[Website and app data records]

------------------------------------

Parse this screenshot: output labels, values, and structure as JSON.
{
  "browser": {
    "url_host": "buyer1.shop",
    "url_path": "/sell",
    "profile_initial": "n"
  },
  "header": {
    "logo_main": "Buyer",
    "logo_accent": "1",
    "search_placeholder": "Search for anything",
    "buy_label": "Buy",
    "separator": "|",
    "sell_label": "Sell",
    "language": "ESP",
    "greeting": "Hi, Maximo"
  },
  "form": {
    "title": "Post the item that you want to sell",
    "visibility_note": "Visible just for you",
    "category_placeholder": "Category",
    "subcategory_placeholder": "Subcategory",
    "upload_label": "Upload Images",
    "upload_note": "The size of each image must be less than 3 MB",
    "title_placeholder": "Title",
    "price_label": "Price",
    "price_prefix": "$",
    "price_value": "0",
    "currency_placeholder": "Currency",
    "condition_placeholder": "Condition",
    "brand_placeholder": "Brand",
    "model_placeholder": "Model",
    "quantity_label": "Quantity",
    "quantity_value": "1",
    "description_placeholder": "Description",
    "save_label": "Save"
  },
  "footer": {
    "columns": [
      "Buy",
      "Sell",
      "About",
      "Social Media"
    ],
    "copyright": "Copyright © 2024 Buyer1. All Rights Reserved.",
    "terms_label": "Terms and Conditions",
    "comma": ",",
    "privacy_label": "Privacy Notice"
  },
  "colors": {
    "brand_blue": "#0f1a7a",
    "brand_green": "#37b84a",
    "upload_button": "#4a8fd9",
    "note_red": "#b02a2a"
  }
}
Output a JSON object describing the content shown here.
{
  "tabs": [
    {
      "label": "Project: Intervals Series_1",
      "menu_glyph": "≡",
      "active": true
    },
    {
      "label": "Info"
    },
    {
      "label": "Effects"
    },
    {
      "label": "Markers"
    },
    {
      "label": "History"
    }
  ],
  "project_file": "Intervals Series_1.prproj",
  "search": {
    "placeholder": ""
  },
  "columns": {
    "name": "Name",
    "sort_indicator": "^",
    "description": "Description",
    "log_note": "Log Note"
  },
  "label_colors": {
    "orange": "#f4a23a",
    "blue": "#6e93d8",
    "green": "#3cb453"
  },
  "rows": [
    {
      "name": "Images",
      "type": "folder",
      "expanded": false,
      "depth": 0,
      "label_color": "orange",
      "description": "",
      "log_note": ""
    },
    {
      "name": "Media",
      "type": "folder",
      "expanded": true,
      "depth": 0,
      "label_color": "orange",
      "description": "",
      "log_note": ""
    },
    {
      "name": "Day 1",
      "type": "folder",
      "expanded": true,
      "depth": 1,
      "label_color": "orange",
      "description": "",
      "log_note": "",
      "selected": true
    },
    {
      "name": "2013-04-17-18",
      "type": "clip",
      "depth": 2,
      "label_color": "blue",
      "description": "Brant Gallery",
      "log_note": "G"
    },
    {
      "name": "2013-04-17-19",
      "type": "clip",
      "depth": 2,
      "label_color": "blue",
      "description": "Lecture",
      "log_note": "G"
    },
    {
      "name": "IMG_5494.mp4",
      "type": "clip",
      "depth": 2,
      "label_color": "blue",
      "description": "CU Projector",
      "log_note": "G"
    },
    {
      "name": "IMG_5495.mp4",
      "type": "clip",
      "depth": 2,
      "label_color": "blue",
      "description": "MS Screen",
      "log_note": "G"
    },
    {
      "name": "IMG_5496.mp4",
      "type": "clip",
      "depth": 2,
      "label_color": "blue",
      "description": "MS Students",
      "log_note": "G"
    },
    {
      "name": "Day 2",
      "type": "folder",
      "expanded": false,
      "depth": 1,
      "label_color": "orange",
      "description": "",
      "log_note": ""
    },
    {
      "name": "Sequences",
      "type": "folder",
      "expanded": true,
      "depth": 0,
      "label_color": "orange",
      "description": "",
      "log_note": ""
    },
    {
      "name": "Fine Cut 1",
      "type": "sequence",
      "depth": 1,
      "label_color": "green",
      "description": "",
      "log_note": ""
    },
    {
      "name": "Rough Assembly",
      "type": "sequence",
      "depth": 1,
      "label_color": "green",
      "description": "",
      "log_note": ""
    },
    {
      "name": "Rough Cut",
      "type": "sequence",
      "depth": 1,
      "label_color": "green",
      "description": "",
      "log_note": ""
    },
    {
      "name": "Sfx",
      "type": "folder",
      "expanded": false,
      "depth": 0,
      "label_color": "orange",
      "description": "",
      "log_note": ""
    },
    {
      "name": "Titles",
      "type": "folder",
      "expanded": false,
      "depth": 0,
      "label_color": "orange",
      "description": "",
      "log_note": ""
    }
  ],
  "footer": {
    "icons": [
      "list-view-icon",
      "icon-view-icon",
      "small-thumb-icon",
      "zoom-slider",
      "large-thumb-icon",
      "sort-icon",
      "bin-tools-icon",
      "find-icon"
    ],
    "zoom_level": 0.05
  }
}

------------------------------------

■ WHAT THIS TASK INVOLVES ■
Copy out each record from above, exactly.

■ OUTPUT FOR THIS TASK ■
Parse this screenshot: output labels, values, and structure as JSON.
{
  "browser": {
    "url_host": "buyer1.shop",
    "url_path": "/sell",
    "profile_initial": "n"
  },
  "header": {
    "logo_main": "Buyer",
    "logo_accent": "1",
    "search_placeholder": "Search for anything",
    "buy_label": "Buy",
    "separator": "|",
    "sell_label": "Sell",
    "language": "ESP",
    "greeting": "Hi, Maximo"
  },
  "form": {
    "title": "Post the item that you want to sell",
    "visibility_note": "Visible just for you",
    "category_placeholder": "Category",
    "subcategory_placeholder": "Subcategory",
    "upload_label": "Upload Images",
    "upload_note": "The size of each image must be less than 3 MB",
    "title_placeholder": "Title",
    "price_label": "Price",
    "price_prefix": "$",
    "price_value": "0",
    "currency_placeholder": "Currency",
    "condition_placeholder": "Condition",
    "brand_placeholder": "Brand",
    "model_placeholder": "Model",
    "quantity_label": "Quantity",
    "quantity_value": "1",
    "description_placeholder": "Description",
    "save_label": "Save"
  },
  "footer": {
    "columns": [
      "Buy",
      "Sell",
      "About",
      "Social Media"
    ],
    "copyright": "Copyright © 2024 Buyer1. All Rights Reserved.",
    "terms_label": "Terms and Conditions",
    "comma": ",",
    "privacy_label": "Privacy Notice"
  },
  "colors": {
    "brand_blue": "#0f1a7a",
    "brand_green": "#37b84a",
    "upload_button": "#4a8fd9",
    "note_red": "#b02a2a"
  }
}
Output a JSON object describing the content shown here.
{
  "tabs": [
    {
      "label": "Project: Intervals Series_1",
      "menu_glyph": "≡",
      "active": true
    },
    {
      "label": "Info"
    },
    {
      "label": "Effects"
    },
    {
      "label": "Markers"
    },
    {
      "label": "History"
    }
  ],
  "project_file": "Intervals Series_1.prproj",
  "search": {
    "placeholder": ""
  },
  "columns": {
    "name": "Name",
    "sort_indicator": "^",
    "description": "Description",
    "log_note": "Log Note"
  },
  "label_colors": {
    "orange": "#f4a23a",
    "blue": "#6e93d8",
    "green": "#3cb453"
  },
  "rows": [
    {
      "name": "Images",
      "type": "folder",
      "expanded": false,
      "depth": 0,
      "label_color": "orange",
      "description": "",
      "log_note": ""
    },
    {
      "name": "Media",
      "type": "folder",
      "expanded": true,
      "depth": 0,
      "label_color": "orange",
      "description": "",
      "log_note": ""
    },
    {
      "name": "Day 1",
      "type": "folder",
      "expanded": true,
      "depth": 1,
      "label_color": "orange",
      "description": "",
      "log_note": "",
      "selected": true
    },
    {
      "name": "2013-04-17-18",
      "type": "clip",
      "depth": 2,
      "label_color": "blue",
      "description": "Brant Gallery",
      "log_note": "G"
    },
    {
      "name": "2013-04-17-19",
      "type": "clip",
      "depth": 2,
      "label_color": "blue",
      "description": "Lecture",
      "log_note": "G"
    },
    {
      "name": "IMG_5494.mp4",
      "type": "clip",
      "depth": 2,
      "label_color": "blue",
      "description": "CU Projector",
      "log_note": "G"
    },
    {
      "name": "IMG_5495.mp4",
      "type": "clip",
      "depth": 2,
      "label_color": "blue",
      "description": "MS Screen",
      "log_note": "G"
    },
    {
      "name": "IMG_5496.mp4",
      "type": "clip",
      "depth": 2,
      "label_color": "blue",
      "description": "MS Students",
      "log_note": "G"
    },
    {
      "name": "Day 2",
      "type": "folder",
      "expanded": false,
      "depth": 1,
      "label_color": "orange",
      "description": "",
      "log_note": ""
    },
    {
      "name": "Sequences",
      "type": "folder",
      "expanded": true,
      "depth": 0,
      "label_color": "orange",
      "description": "",
      "log_note": ""
    },
    {
      "name": "Fine Cut 1",
      "type": "sequence",
      "depth": 1,
      "label_color": "green",
      "description": "",
      "log_note": ""
    },
    {
      "name": "Rough Assembly",
      "type": "sequence",
      "depth": 1,
      "label_color": "green",
      "description": "",
      "log_note": ""
    },
    {
      "name": "Rough Cut",
      "type": "sequence",
      "depth": 1,
      "label_color": "green",
      "description": "",
      "log_note": ""
    },
    {
      "name": "Sfx",
      "type": "folder",
      "expanded": false,
      "depth": 0,
      "label_color": "orange",
      "description": "",
      "log_note": ""
    },
    {
      "name": "Titles",
      "type": "folder",
      "expanded": false,
      "depth": 0,
      "label_color": "orange",
      "description": "",
      "log_note": ""
    }
  ],
  "footer": {
    "icons": [
      "list-view-icon",
      "icon-view-icon",
      "small-thumb-icon",
      "zoom-slider",
      "large-thumb-icon",
      "sort-icon",
      "bin-tools-icon",
      "find-icon"
    ],
    "zoom_level": 0.05
  }
}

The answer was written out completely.